In Amsterdam, a special urban farming project is created. On the 22nd floor (at a height of 77 meters) of the sustainable, luxurious Hotel Amstelkwartier, Havecon is building a greenhouse. This greenhouse will host the vegetables that will be served in the hotel’s restaurant. Hotel Amstelkwartier was designed by Paul de Ruiter Architecten. “It’s an innovative design that will close the four cycles of energy, waste, water and use of resources as much as possible.”
The sustainable greenhouse that is built by Havecon & Partners on the roof of Hotel Amstelkwartier, meets the original idea of the hotel owners: creating a living building where the four cycles of energy, water, waste and resources are adjusted to each other as well as possible. The use of modern technology and materials, paired with a smart design, enables a circular cultivation system: water, waste and food scraps from the hotel restaurants are recycled. This way, the environment is also taken into account.
"It's not every day that Havecon & Partners build a greenhouse on a hotel that's under construction. But contractor Amstelside soon came to us for the perfect mix of parties that could deal with such a project. It confirms the good reputation our group members have in the market," says Henk Verbakel of Havecon. "There's quite a lot involved in terms of technique when you want to realize the client's ambitions down to the details. That was quite a challenge, but one we gladly accepted."
This horticultural project in Amsterdam is not unique. Growing vegetables and keeping animals in cities is trending. This trend of urban agriculture is also known as Urban Farming. At the beginning of 2016, a large greenhouse was built on an office building in Den Haag as well.
Reducing light emission and saving energy
Holland Scherming was responsible for developing and mounting the screening installation, that contains several sustainable features. Because of the artificial LED lighting that is used to grow the vegetables, light emission should be restricted during the winter months (September till April). To prevent light emission at night, an assimilation screen is installed. Besides that, the installation holds an energy screen as well, to prevent heat from escaping through the glass roof. At the same time, this climate screen allows enough sunlight into the greenhouse to illuminate the vegetables.
Looking to the future
In addition to the fact that the greenhouse system will be one of the most advanced in the world, the structure has been designed in such a way that all sorts of adjustments can be made easily. The greenhouse has four independent food systems that can all be controlled remotely. In addition, the system is completely integrated into the hotel's intelligent Priva building automation system. In case one of these systems fails, the others can take over. Additional capabilities have been built into the systems, to accommodate the cultivation of other crops.

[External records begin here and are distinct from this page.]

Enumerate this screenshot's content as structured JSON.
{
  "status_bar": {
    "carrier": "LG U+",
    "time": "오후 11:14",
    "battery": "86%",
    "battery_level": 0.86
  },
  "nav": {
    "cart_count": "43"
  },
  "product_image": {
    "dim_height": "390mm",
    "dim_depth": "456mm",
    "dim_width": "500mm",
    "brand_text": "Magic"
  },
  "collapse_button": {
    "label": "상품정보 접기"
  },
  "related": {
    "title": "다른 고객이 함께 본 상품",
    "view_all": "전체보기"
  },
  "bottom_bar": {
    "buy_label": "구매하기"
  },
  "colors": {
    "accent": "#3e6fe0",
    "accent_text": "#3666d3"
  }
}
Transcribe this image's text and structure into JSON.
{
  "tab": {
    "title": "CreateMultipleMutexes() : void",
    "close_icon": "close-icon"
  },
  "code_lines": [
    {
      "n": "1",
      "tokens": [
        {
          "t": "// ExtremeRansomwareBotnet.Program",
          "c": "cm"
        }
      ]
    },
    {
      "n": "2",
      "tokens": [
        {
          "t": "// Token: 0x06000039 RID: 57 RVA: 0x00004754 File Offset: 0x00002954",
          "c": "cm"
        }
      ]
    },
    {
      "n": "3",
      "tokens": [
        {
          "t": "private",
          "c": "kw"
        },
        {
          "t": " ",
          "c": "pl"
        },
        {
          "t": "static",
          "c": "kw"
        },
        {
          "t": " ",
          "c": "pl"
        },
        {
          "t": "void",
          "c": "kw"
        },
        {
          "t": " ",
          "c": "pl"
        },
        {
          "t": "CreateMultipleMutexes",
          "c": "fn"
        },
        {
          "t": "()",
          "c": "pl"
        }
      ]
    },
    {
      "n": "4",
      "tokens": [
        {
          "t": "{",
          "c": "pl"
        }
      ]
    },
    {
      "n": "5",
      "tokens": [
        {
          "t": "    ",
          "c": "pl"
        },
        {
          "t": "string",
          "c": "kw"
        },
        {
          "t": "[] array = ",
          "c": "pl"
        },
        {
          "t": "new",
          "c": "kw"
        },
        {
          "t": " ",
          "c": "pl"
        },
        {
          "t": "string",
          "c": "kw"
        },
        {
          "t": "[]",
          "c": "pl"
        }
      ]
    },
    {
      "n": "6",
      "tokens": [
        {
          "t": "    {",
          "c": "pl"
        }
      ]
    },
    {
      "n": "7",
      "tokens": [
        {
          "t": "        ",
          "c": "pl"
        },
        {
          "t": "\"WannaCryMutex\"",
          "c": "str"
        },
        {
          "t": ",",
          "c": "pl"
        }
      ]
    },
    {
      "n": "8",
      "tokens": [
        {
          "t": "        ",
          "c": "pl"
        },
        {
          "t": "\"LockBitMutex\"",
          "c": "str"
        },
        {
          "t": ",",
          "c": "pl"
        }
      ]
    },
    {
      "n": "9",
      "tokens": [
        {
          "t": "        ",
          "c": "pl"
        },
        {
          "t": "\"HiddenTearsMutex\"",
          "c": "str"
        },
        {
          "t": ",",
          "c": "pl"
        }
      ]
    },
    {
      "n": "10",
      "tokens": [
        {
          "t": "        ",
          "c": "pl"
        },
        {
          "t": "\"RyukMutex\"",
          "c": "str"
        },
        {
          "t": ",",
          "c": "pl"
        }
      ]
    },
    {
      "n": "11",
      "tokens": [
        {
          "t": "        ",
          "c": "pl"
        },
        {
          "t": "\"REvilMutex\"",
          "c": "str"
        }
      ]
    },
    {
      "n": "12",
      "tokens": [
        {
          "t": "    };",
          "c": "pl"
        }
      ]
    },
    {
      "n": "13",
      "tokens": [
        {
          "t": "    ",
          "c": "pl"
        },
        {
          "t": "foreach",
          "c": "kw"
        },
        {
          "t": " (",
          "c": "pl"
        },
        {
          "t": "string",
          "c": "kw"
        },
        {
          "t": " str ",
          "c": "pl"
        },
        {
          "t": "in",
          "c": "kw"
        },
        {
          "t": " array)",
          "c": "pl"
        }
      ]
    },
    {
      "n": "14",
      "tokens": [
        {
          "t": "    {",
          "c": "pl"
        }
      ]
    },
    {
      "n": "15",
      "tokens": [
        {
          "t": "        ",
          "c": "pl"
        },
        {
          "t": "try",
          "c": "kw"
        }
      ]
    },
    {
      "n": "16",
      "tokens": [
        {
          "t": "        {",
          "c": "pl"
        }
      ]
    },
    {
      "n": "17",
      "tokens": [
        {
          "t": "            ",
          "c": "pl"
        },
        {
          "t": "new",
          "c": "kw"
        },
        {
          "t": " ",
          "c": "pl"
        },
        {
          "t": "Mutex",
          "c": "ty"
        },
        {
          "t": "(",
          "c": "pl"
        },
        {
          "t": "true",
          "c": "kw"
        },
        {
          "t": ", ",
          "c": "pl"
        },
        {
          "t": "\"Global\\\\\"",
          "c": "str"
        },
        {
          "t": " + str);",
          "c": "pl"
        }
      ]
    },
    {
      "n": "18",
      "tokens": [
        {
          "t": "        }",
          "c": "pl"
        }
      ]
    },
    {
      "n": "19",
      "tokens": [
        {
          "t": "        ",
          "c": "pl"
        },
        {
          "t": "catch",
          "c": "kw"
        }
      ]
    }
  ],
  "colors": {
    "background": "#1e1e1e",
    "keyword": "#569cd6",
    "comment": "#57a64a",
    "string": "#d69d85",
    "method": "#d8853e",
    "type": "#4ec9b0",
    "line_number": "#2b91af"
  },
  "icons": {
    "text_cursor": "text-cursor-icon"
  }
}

One of the four independent systems doubles as a (nearly) closed ecosystem. The fish are cultivated in fish trays, and the water, including the fertilizer produced by the fish, is purified and passed on to the plants as food. So the greenhouse makes use of symbiotic water plants and animals. At the moment, research and trials are being conducted to cultivate larvae using food scraps from the hotel to become new fish, which would make the system truly 100% circular.
"Looking at all the aspects of development and construction of the greenhouse, you get an idea of how we will deal with our natural resources in the future," Verbakel says. "Of course I am very proud that we've been able to contribute to that development as Havecon & Partners!"